◆ What is expected
From the data, copy out every line in which the word "TotalEquityRisk" appears.

◆ Supplied data
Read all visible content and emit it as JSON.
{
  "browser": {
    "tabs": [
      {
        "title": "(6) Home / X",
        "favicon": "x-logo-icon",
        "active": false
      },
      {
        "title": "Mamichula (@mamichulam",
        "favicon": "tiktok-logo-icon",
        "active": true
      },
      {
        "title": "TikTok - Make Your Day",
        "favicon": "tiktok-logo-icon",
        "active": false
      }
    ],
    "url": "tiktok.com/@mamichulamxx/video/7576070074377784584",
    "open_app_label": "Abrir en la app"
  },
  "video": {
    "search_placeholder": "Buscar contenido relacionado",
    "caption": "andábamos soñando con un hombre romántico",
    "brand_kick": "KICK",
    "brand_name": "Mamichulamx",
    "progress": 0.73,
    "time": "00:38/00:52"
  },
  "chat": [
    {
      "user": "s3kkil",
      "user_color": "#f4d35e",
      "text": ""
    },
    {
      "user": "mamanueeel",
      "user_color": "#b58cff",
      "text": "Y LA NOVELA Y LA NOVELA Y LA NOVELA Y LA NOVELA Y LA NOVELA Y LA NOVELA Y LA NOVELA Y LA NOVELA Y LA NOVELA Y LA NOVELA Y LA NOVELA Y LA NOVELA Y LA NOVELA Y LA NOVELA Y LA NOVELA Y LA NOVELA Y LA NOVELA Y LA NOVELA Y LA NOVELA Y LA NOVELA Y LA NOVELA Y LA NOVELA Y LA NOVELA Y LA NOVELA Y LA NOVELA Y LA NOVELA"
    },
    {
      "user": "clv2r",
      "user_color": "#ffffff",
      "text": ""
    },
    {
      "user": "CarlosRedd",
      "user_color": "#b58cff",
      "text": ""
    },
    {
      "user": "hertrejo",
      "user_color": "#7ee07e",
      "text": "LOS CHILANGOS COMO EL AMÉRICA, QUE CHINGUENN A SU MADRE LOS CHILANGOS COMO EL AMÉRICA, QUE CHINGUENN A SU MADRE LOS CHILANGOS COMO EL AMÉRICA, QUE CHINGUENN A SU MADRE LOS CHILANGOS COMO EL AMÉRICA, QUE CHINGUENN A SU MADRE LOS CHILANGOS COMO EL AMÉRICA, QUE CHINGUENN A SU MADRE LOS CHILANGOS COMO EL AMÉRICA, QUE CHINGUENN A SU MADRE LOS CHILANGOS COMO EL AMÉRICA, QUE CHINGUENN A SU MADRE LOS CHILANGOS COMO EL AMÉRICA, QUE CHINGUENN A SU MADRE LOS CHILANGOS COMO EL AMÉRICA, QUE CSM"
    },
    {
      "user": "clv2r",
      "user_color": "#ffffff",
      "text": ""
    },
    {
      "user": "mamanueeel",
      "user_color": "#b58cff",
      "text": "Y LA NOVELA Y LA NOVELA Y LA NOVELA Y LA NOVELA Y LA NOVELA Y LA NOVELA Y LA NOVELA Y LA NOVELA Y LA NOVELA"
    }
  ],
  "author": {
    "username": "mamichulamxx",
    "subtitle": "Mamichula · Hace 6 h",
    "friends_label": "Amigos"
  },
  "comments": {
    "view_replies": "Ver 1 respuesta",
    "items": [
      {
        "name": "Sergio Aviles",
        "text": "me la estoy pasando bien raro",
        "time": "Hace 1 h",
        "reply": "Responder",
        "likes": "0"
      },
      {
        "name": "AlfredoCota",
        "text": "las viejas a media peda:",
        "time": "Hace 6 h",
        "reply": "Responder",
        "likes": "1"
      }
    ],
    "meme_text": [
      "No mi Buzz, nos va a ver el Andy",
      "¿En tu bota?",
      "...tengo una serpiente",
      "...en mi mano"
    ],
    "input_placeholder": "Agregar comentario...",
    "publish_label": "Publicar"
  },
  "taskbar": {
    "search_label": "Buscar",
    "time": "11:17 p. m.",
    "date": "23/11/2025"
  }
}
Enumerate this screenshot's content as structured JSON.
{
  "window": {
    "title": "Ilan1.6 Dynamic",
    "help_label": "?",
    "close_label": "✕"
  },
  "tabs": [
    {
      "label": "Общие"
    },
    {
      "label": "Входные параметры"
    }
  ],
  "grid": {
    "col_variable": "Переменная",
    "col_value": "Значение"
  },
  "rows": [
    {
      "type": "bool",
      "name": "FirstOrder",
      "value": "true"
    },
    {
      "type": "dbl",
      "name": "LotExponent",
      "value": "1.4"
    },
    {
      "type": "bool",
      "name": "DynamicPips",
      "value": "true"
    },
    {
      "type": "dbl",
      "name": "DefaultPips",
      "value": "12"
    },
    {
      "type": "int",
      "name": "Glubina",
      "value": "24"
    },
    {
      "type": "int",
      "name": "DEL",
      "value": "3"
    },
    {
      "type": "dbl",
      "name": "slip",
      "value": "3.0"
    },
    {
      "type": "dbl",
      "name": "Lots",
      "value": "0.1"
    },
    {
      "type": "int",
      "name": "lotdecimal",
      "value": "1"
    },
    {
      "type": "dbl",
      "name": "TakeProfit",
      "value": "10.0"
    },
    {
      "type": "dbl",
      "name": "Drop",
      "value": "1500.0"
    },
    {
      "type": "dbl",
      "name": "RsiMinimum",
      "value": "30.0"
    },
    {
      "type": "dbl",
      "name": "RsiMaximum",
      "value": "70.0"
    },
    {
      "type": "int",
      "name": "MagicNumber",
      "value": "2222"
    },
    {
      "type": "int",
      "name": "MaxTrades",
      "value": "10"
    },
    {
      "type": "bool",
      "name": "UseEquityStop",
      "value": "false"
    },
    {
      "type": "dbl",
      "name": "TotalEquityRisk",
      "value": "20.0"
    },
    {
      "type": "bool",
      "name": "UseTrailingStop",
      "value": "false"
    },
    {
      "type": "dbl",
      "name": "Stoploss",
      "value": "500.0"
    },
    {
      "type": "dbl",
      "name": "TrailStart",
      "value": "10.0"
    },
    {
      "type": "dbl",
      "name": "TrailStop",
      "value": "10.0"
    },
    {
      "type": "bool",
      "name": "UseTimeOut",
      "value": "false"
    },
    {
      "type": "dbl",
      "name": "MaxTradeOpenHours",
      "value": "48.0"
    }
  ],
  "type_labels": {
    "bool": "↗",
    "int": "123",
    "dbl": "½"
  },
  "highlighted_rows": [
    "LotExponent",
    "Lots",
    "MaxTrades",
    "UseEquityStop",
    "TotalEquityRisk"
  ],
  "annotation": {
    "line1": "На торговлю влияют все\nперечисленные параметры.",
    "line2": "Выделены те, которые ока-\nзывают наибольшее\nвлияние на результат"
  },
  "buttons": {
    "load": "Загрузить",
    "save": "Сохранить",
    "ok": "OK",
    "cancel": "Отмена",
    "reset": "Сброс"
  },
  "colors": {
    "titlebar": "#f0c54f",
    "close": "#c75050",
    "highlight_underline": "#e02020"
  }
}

◆ Task result
      "name": "TotalEquityRisk",
    "TotalEquityRisk"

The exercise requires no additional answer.